I hope that each of you are finding whatever you need to get you through this time in the best way possible.

On the road again

Well now, I thought I’d written about this next piece two years ago when I started making it.

Working title for a work in progress: The Road to Oklahoma
It is about being torn apart, partings from, partings through, bloodline, arrival, departure, the long straight road that cuts through the land.

September 2015

The base is made from undyed fleece from a Whiteface Dartmoor sheep needle felted onto black acrylic felt. Torn red silk dupioni stitched down with white bugle beads bisects the road.  I machine stitched a sinuous Mississippian riverine motif along the left hand side.

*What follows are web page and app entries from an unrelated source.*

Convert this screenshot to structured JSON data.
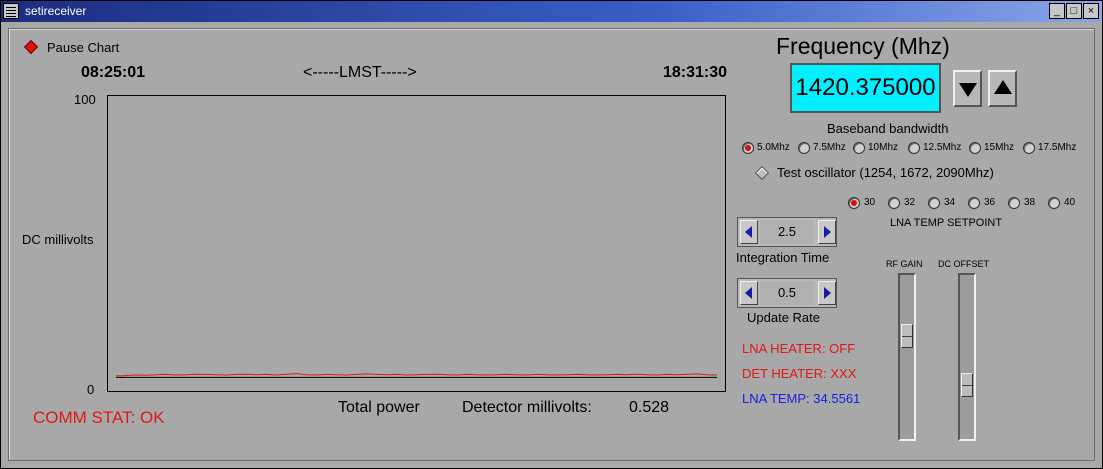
{
  "window": {
    "title": "setireceiver",
    "controls": {
      "minimize": "_",
      "maximize": "□",
      "close": "×"
    }
  },
  "pause": {
    "label": "Pause Chart",
    "checked": true
  },
  "chart": {
    "time_start": "08:25:01",
    "time_mid": "<-----LMST----->",
    "time_end": "18:31:30",
    "y_top": "100",
    "y_bottom": "0",
    "ylabel": "DC millivolts"
  },
  "chart_data": {
    "type": "line",
    "ylim": [
      0,
      100
    ],
    "ylabel": "DC millivolts",
    "series": [
      {
        "color": "#e01818",
        "values": [
          4.5,
          4.6,
          4.8,
          4.7,
          4.9,
          5.0,
          4.8,
          4.9,
          5.1,
          5.0,
          4.9,
          4.8,
          5.0,
          5.1,
          4.9,
          5.0,
          4.8,
          5.1,
          5.3,
          4.9,
          4.8,
          5.0,
          4.9,
          4.8,
          5.0,
          5.2,
          5.0,
          4.9,
          5.0,
          4.8,
          4.9,
          5.0,
          5.1,
          4.9,
          4.8,
          5.0,
          4.9,
          4.8,
          4.9,
          5.0,
          4.9,
          4.8,
          5.0,
          4.9,
          4.8,
          4.9,
          5.0,
          4.9,
          4.8,
          4.9,
          5.0,
          4.9,
          5.1,
          4.9,
          4.8,
          5.0,
          4.9,
          5.0,
          5.2,
          4.9,
          4.8
        ]
      },
      {
        "color": "#000000",
        "values": [
          4.0,
          4.0,
          4.0,
          4.0,
          4.0,
          4.0,
          4.0,
          4.0,
          4.0,
          4.0,
          4.0,
          4.0,
          4.0,
          4.0,
          4.0,
          4.0,
          4.0,
          4.0,
          4.0,
          4.0,
          4.0,
          4.0,
          4.0,
          4.0,
          4.0,
          4.0,
          4.0,
          4.0,
          4.0,
          4.0,
          4.0,
          4.0,
          4.0,
          4.0,
          4.0,
          4.0,
          4.0,
          4.0,
          4.0,
          4.0,
          4.0,
          4.0,
          4.0,
          4.0,
          4.0,
          4.0,
          4.0,
          4.0,
          4.0,
          4.0,
          4.0,
          4.0,
          4.0,
          4.0,
          4.0,
          4.0,
          4.0,
          4.0,
          4.0,
          4.0,
          4.0
        ]
      }
    ]
  },
  "status": {
    "comm": "COMM STAT:  OK",
    "total_power": "Total power",
    "detector_label": "Detector millivolts:",
    "detector_value": "0.528"
  },
  "frequency": {
    "title": "Frequency (Mhz)",
    "value": "1420.375000"
  },
  "bandwidth": {
    "label": "Baseband bandwidth",
    "options": [
      "5.0Mhz",
      "7.5Mhz",
      "10Mhz",
      "12.5Mhz",
      "15Mhz",
      "17.5Mhz"
    ],
    "selected": "5.0Mhz"
  },
  "oscillator": {
    "label": "Test oscillator (1254, 1672, 2090Mhz)",
    "checked": false
  },
  "lna_temp": {
    "label": "LNA TEMP SETPOINT",
    "options": [
      "30",
      "32",
      "34",
      "36",
      "38",
      "40"
    ],
    "selected": "30"
  },
  "integration": {
    "value": "2.5",
    "label": "Integration Time"
  },
  "update": {
    "value": "0.5",
    "label": "Update Rate"
  },
  "heater": {
    "lna": "LNA HEATER: OFF",
    "det": "DET HEATER: XXX",
    "temp": "LNA TEMP: 34.5561"
  },
  "sliders": {
    "rf_label": "RF GAIN",
    "dc_label": "DC OFFSET",
    "rf_level": 0.65,
    "dc_level": 0.3
  },
  "colors": {
    "accent_red": "#e01818",
    "accent_blue": "#1a20e0",
    "freq_bg": "#00f0ff"
  }
}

The back side tells a story too.

It has been hanging on my design wall since 2015.  A couple of weeks ago, I have come back to work on it.

I made some gorgets from paper clay.  The original ones would have been carved from whelk shells by the Mississippian ancestors of the Mvskoke.

I stitched them to the top right hand side of the piece with red thread,

but then decided to change to cream thread.  The metal disc is the cremation remains disc from my father’s ashes.

On the lower left side is another Mississippian gorget, printed onto organza of a Red Stick warrior.  This represents and honours my Mvskoke ancestors who lived in what is now the state of Alabama until we were ‘removed’ to Indian Territory in the 1830’s.  We were called Upper Creeks by the European invaders to differentiate us from the Lower Creeks who had settled in what is now Georgia.

This is also about my dad Frank Charles Schwakhofer, who was born in Muscogee, Oklahoma in 1919.  Because he was half Muscogee (Creek) and half white, he never felt like he fit in anywhere.  Both the white and the Indian kids called him a ‘half breed’. He never learned to speak Creek, but he could understand it.  He left home as soon as he could.  First, riding the freight trains out to California in the mid 1930’s when he was 16.  Then when he got older, he always had a car.  He drove off and never looked back.

I printed a map with the city of Muscogee in the middle onto cotton organza.  This map is from 1905, when it was still Indian Territory, soon to become the state of Oklahoma.  I hand embroidered the roads in red thread and sewed a gold bead right smack on top of Muscogee.  The photo of my dad, also printed onto organza, is from June 1955. On the road somewhere.

an Indian and his car